The coleman destiny series 8' box is a nice little camper and weighs about 900 pounds.

Not sure if you can add brakes to it, but it wouldn't hurt to check.


PNW Family

Super Active Member
Dec 3, 2012
Coleman lists brakes as "optional" on just about every single model they make. Actual refit cost varies, but most Colemans came with Dexter axles, which have brake refits commonly available for them.


Sep 26, 2011
I tow my Coleman Taos with a 04 Vibe(a Toyota really) and also live in Fla. I havent had any issues..but...I havent done the freeway yet with it..just local streets and speeds below or at 55mph. I see people with tents and all their mess at campgrounds and certainly dont envy them packing up. Check craigslist...I got a nice 96 well maintained...Taos. But..u have to chk daily and act quicky..decent ones go quick!


Active Member
Jun 20, 2013
copperbear said:
I tow my Coleman Taos with a 04 Vibe(a Toyota really) and also live in Fla. I havent had any issues..but...I havent done the freeway yet with it..just local streets and speeds below or at 55mph. I see people with tents and all their mess at campgrounds and certainly dont envy them packing up. Check craigslist...I got a nice 96 well maintained...Taos. But..u have to chk daily and act quicky..decent ones go quick!

Thanks Copperbear! Ya- we dont plan on doing highway much if at all (only if we decide to go to Anastasia for a week sometime in the future, but I'd make Gma tow it then). Even if we go to Orlando we take the back roads. I have been checking cl often and may have found one lite enough for us (800#-1000#). The man said a car can pull it, but I will make that decision once we look at it. Its a 1987 Jayco. Do not know the exact model yet. He was at work when we spoke. If we ever do find one we do not plan on taking much really. Don't plan on filling it up with water and we do all our cooking outside usually. we always go where there is water/electric hookups. Here is a list of what we would take.
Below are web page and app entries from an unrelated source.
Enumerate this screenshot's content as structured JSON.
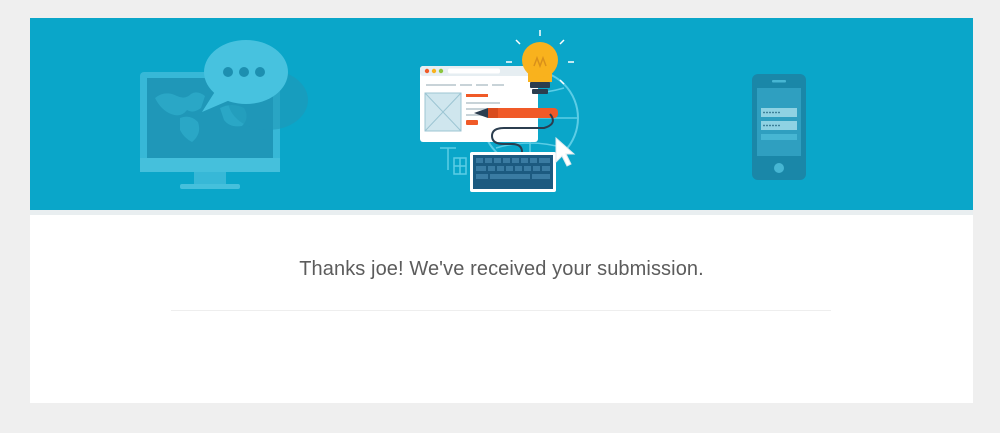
{
  "confirmation": {
    "message": "Thanks joe! We've received your submission."
  },
  "banner": {
    "background_color": "#0aa6c9",
    "illustrations": [
      "desktop-monitor-icon",
      "chat-bubble-icon",
      "browser-window-icon",
      "lightbulb-icon",
      "pen-icon",
      "keyboard-icon",
      "cursor-icon",
      "smartphone-icon"
    ]
  },
  "colors": {
    "page_background": "#efefef",
    "card_background": "#ffffff",
    "text": "#5c5c5c",
    "accent_orange": "#f05a28",
    "bulb_yellow": "#f9b21d"
  }
}
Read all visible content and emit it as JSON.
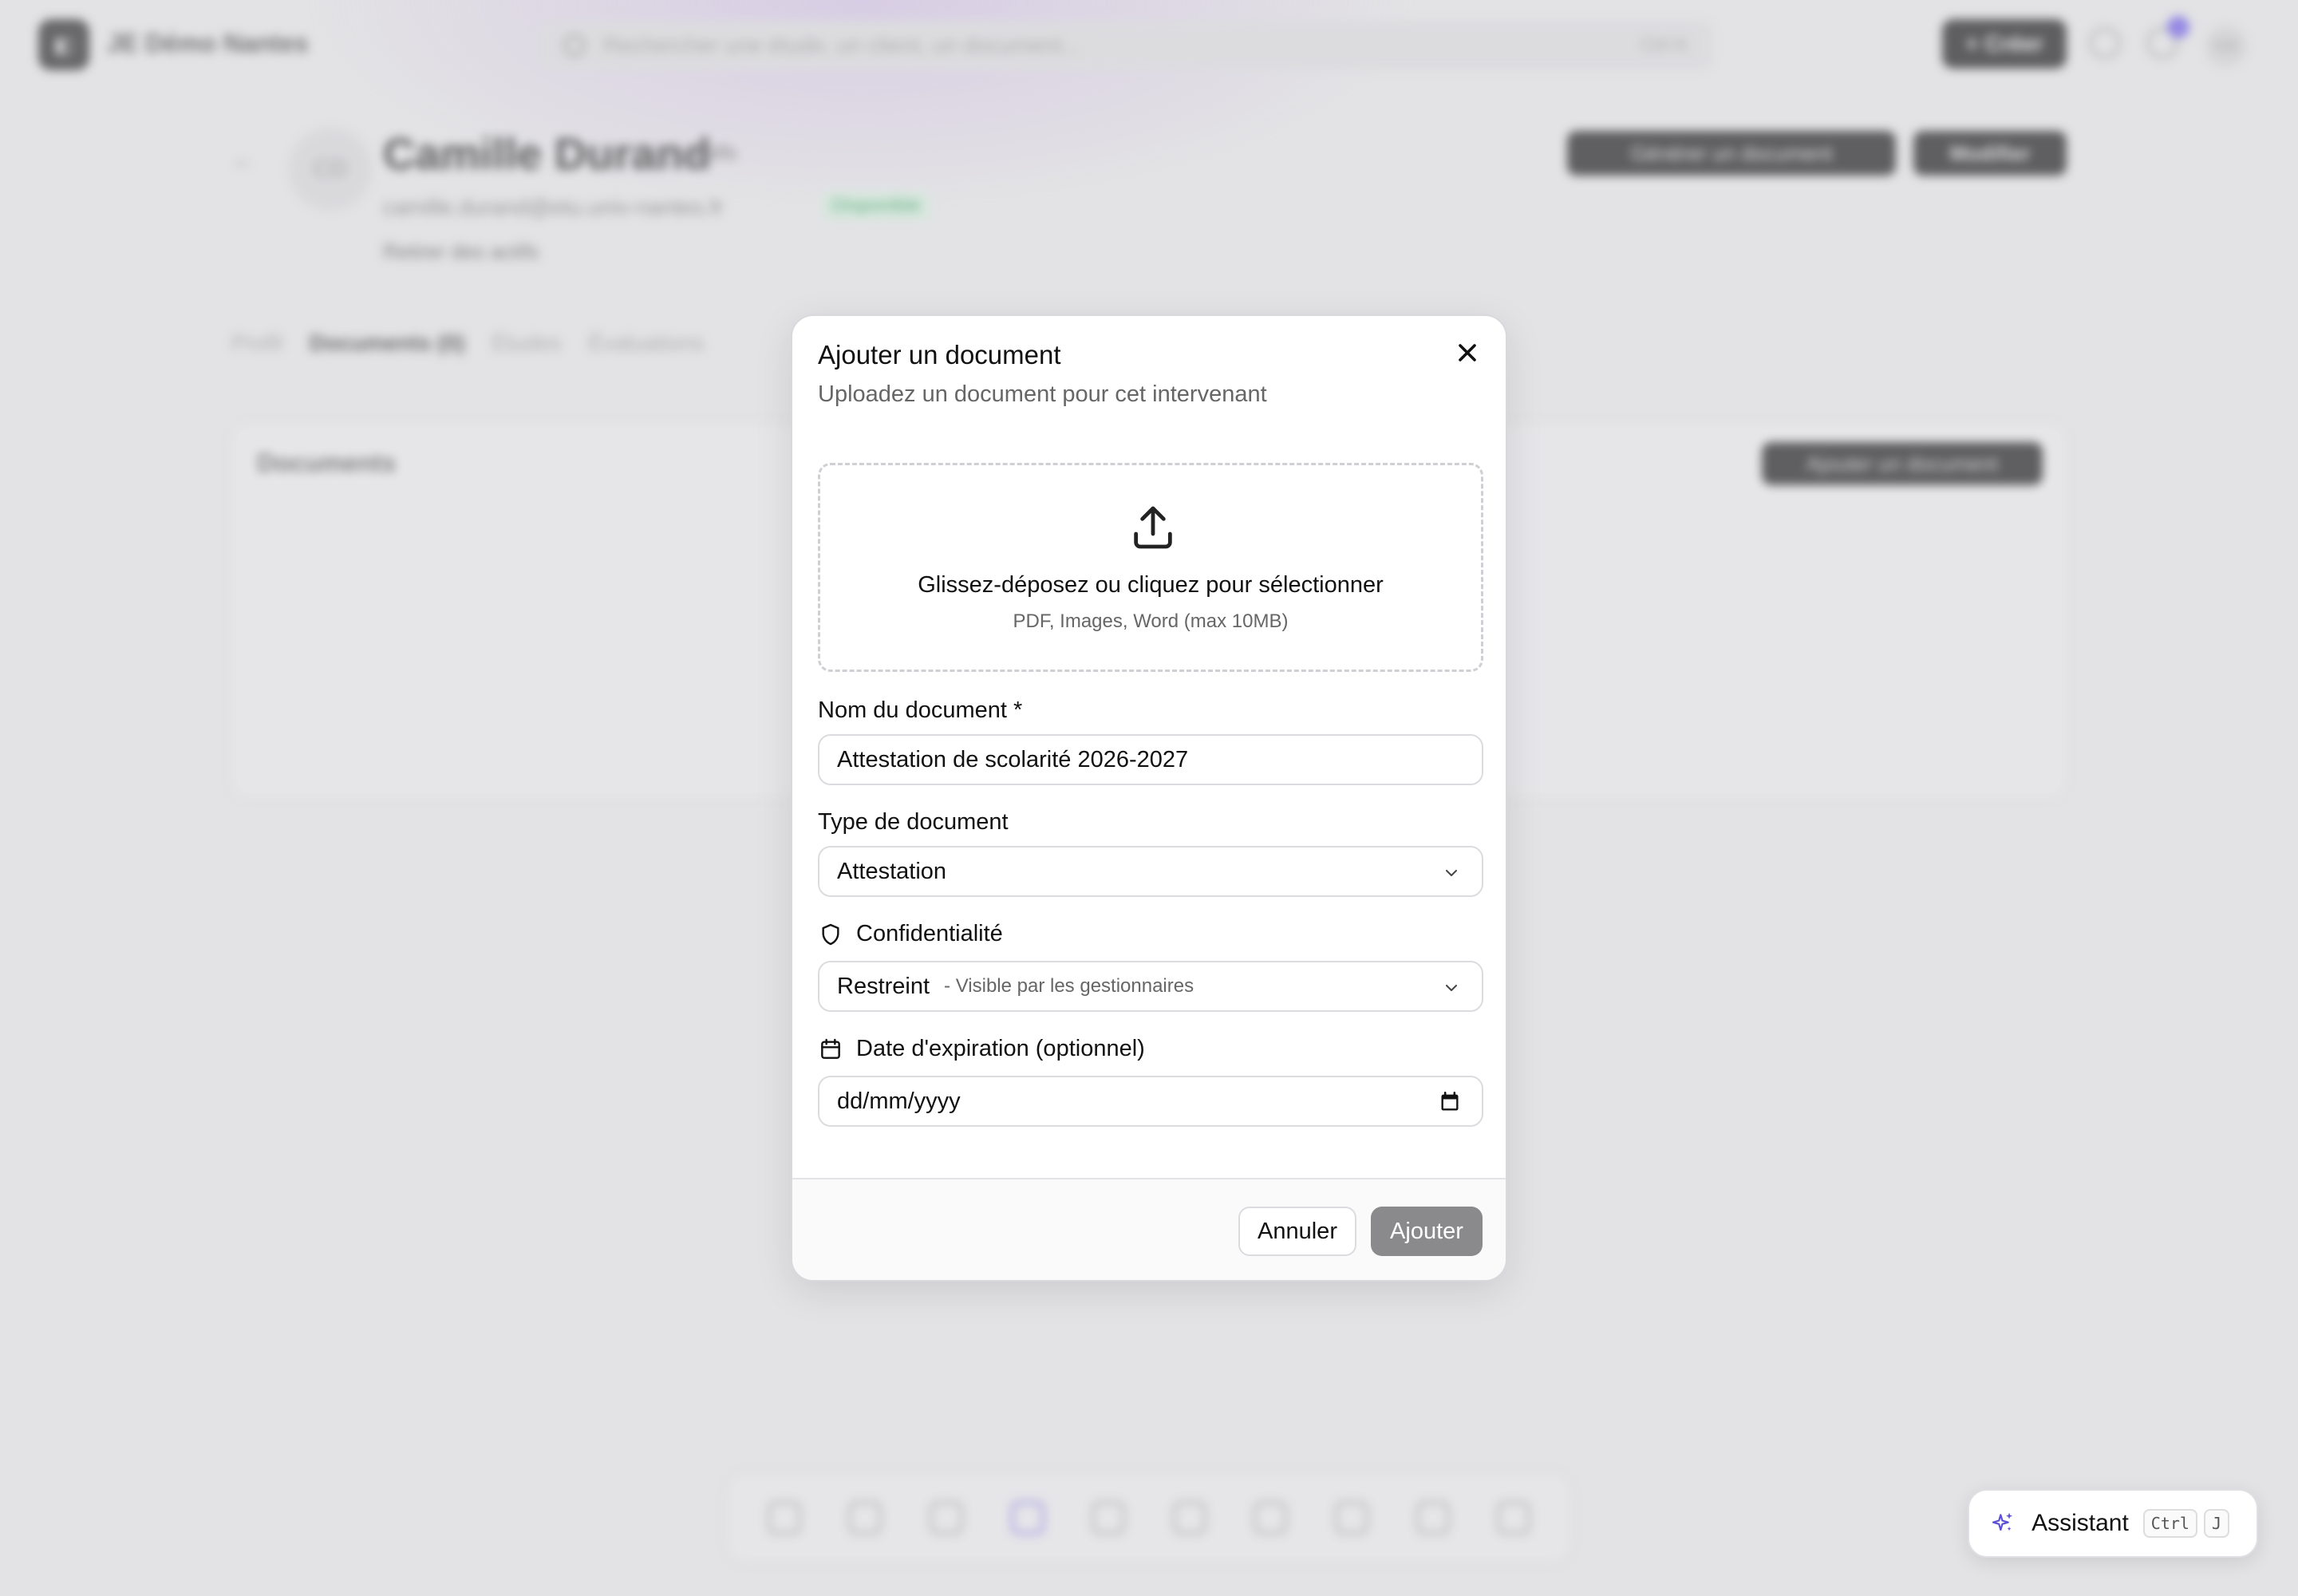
{
  "app": {
    "workspace": "JE Démo Nantes",
    "search_placeholder": "Rechercher une étude, un client, un document...",
    "search_shortcut": "Ctrl K",
    "create_label": "+ Créer",
    "user_initials": "CD"
  },
  "profile": {
    "initials": "CD",
    "name": "Camille Durand",
    "role": "Actifs",
    "email": "camille.durand@etu.univ-nantes.fr",
    "status": "Disponible",
    "action": "Retirer des actifs",
    "generate_button": "Générer un document",
    "edit_button": "Modifier"
  },
  "tabs": [
    "Profil",
    "Documents (0)",
    "Études",
    "Évaluations"
  ],
  "documents_card": {
    "title": "Documents",
    "add_button": "Ajouter un document"
  },
  "dock": {
    "items": [
      "dashboard",
      "messages",
      "briefcase",
      "people",
      "globe",
      "calendar",
      "clipboard",
      "document",
      "tools",
      "settings"
    ],
    "active_index": 3
  },
  "modal": {
    "title": "Ajouter un document",
    "subtitle": "Uploadez un document pour cet intervenant",
    "dropzone": {
      "main": "Glissez-déposez ou cliquez pour sélectionner",
      "sub": "PDF, Images, Word (max 10MB)"
    },
    "name_field": {
      "label": "Nom du document *",
      "value": "Attestation de scolarité 2026-2027"
    },
    "type_field": {
      "label": "Type de document",
      "value": "Attestation"
    },
    "confidentiality_field": {
      "label": "Confidentialité",
      "value": "Restreint",
      "hint": "- Visible par les gestionnaires"
    },
    "expiration_field": {
      "label": "Date d'expiration (optionnel)",
      "placeholder": "dd/mm/yyyy"
    },
    "cancel_label": "Annuler",
    "submit_label": "Ajouter"
  },
  "assistant": {
    "label": "Assistant",
    "key1": "Ctrl",
    "key2": "J"
  },
  "colors": {
    "accent": "#8c7be8",
    "submit_disabled": "#8a8a8c",
    "notification": "#6d5ce7"
  }
}
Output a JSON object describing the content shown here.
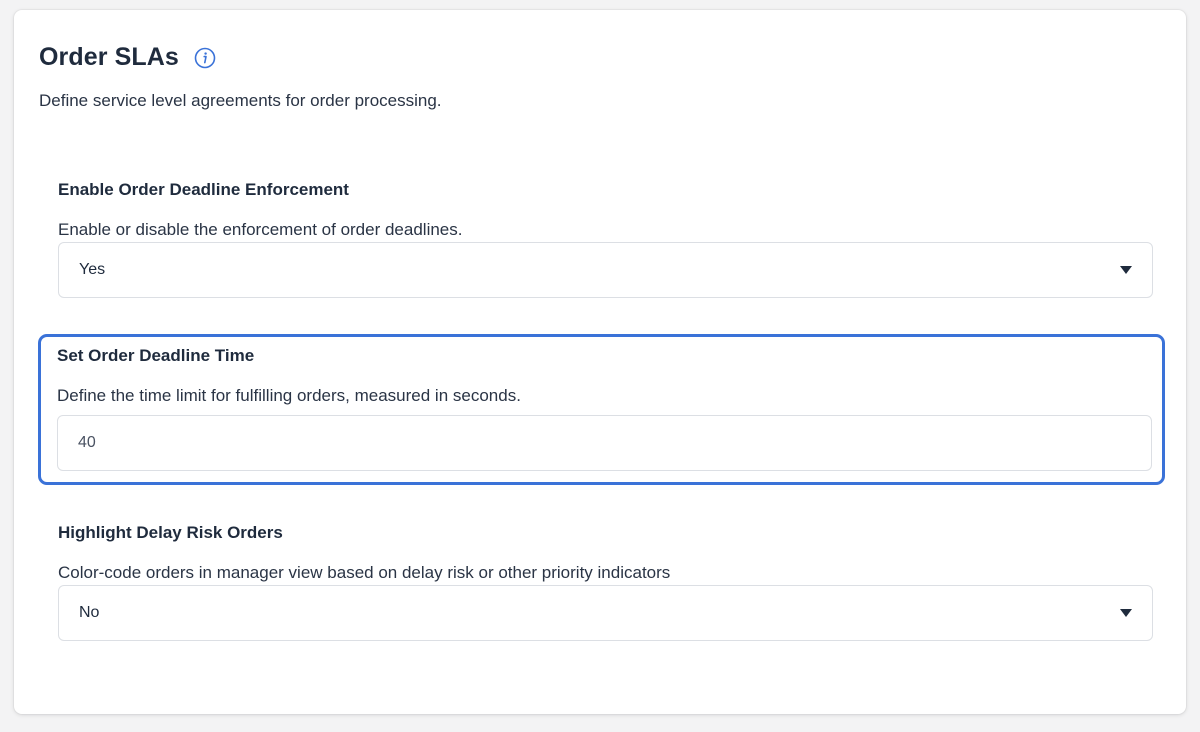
{
  "header": {
    "title": "Order SLAs",
    "subtitle": "Define service level agreements for order processing.",
    "info_icon": "info-icon"
  },
  "settings": [
    {
      "title": "Enable Order Deadline Enforcement",
      "description": "Enable or disable the enforcement of order deadlines.",
      "control": "select",
      "value": "Yes"
    },
    {
      "title": "Set Order Deadline Time",
      "description": "Define the time limit for fulfilling orders, measured in seconds.",
      "control": "input",
      "value": "40"
    },
    {
      "title": "Highlight Delay Risk Orders",
      "description": "Color-code orders in manager view based on delay risk or other priority indicators",
      "control": "select",
      "value": "No"
    }
  ],
  "colors": {
    "accent": "#3a72d8",
    "text": "#1f2b3d",
    "border": "#dcdfe4"
  }
}
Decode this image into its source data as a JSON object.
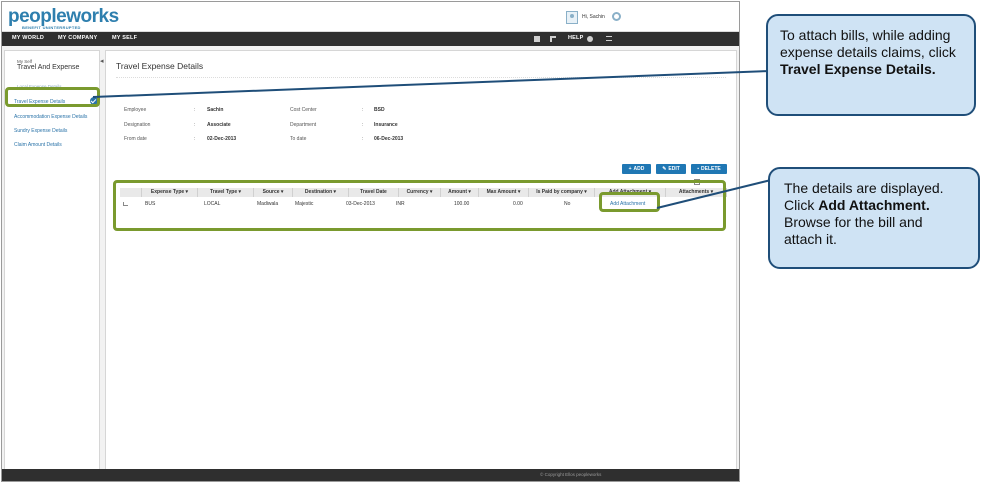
{
  "app": {
    "logo": "peopleworks",
    "logo_tagline": "BENEFIT UNINTERRUPTED",
    "greeting": "Hi, Sachin"
  },
  "nav": {
    "items": [
      "MY WORLD",
      "MY COMPANY",
      "MY SELF"
    ],
    "help": "HELP"
  },
  "sidebar": {
    "breadcrumb": "My Self",
    "title": "Travel And Expense",
    "hidden_item": "Local Expense Details",
    "items": [
      "Travel Expense Details",
      "Accommodation Expense Details",
      "Sundry Expense Details",
      "Claim Amount Details"
    ]
  },
  "main": {
    "title": "Travel Expense Details",
    "fields": {
      "employee_label": "Employee",
      "employee_value": "Sachin",
      "cost_center_label": "Cost Center",
      "cost_center_value": "BSD",
      "designation_label": "Designation",
      "designation_value": "Associate",
      "department_label": "Department",
      "department_value": "Insurance",
      "from_date_label": "From date",
      "from_date_value": "02-Dec-2013",
      "to_date_label": "To date",
      "to_date_value": "06-Dec-2013",
      "colon": ":"
    },
    "buttons": {
      "add": "ADD",
      "edit": "EDIT",
      "delete": "DELETE"
    },
    "table": {
      "headers": [
        "Expense Type",
        "Travel Type",
        "Source",
        "Destination",
        "Travel Date",
        "Currency",
        "Amount",
        "Max Amount",
        "Is Paid by company",
        "Add Attachment",
        "Attachments"
      ],
      "rows": [
        [
          "BUS",
          "LOCAL",
          "Madiwala",
          "Majestic",
          "03-Dec-2013",
          "INR",
          "100.00",
          "0.00",
          "No",
          "Add Attachment",
          ""
        ]
      ]
    }
  },
  "footer": {
    "text": "© Copyright Ellos peopleworks"
  },
  "callouts": {
    "first_pre": "To attach bills, while adding expense details claims, click ",
    "first_bold": "Travel Expense Details.",
    "second_pre": "The details are displayed. Click ",
    "second_bold": "Add Attachment.",
    "second_post": " Browse for the bill and attach it."
  },
  "colors": {
    "highlight": "#7a9a2e",
    "callout_fill": "#cfe3f4",
    "callout_border": "#1f4e79",
    "accent": "#1f77b4"
  }
}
I think the heaviest thing we take is the folding camp table.

4 folding camp chairs (the kind that have their bags)
4 light sleeping bags and pillows (its florida, dont need those heavy duty ones!)
1 small screenroom
4 tiki torches and bottle of oil
empty cooler (we buy our food and drinks once we get to the campground and use the local grocery stores)
1 6ft plastic folding table
cooking utensils (grill spatula, tongs, grill cleaner brush)
1 pot for boiling water (ziplock baggie omelets are pretty good)
paper plates/ plasticware (or just enough silverware for us)
1- 2 burner coleman stove with small propane tanks
a couple lanterns
2- 100 lights xmas light set
a couple flashlights
small thing of dishsoap and small plastic dishpan to wash dishes if needed.
broom and pan
and maybe in the future one of those bamboo type rugs
now and then we would take the kid's bikes, but that is rare. We are usually at the water most of the day, so they don't ride their bikes around much.
small duffles of clothes and toiletries (usually 1 duffle for hubby and me and the kids pack up their backpacks)
a couple bath towels if we wish to shower
4 beach towels
oh, and 1 14x9 tent for the teenage daughter and her friend to sleep in- she says she wants her "space"

This sounds like a lot, but it really isn't. I like to pack light and make it as simple as possible.


Super Active Member
Jul 19, 2007
Biggest thing to consider is , what has the manufacture said about towing? Does the vehicle even have the ability to tow ?? Next is the legal aspect... If the manufacture says "No" and you still do, your insurance may not cover anything if something happens, Insurance companies are very good at getting out of paying ..

Also your packing list, you have a couple hundred pounds listed there all ready..


New Member
Jun 28, 2013
We picked up an older Apache tent trailer (just over 700lb) and tow it with a manual transmission Honda Fit. Get some strange looks from other drivers but the car pulls and stops it with no problem. We don't carry a ton of extra gear though, and it's only two people and a 35lb dog, so we keep it below its max from a numbers point of view.

As others have said I'd be looking for the most stripped down, barebones trailer you can find. Then again we're up in NY so we don't really need AC which is going to add some weight to whatever rig you end up with.

Good luck!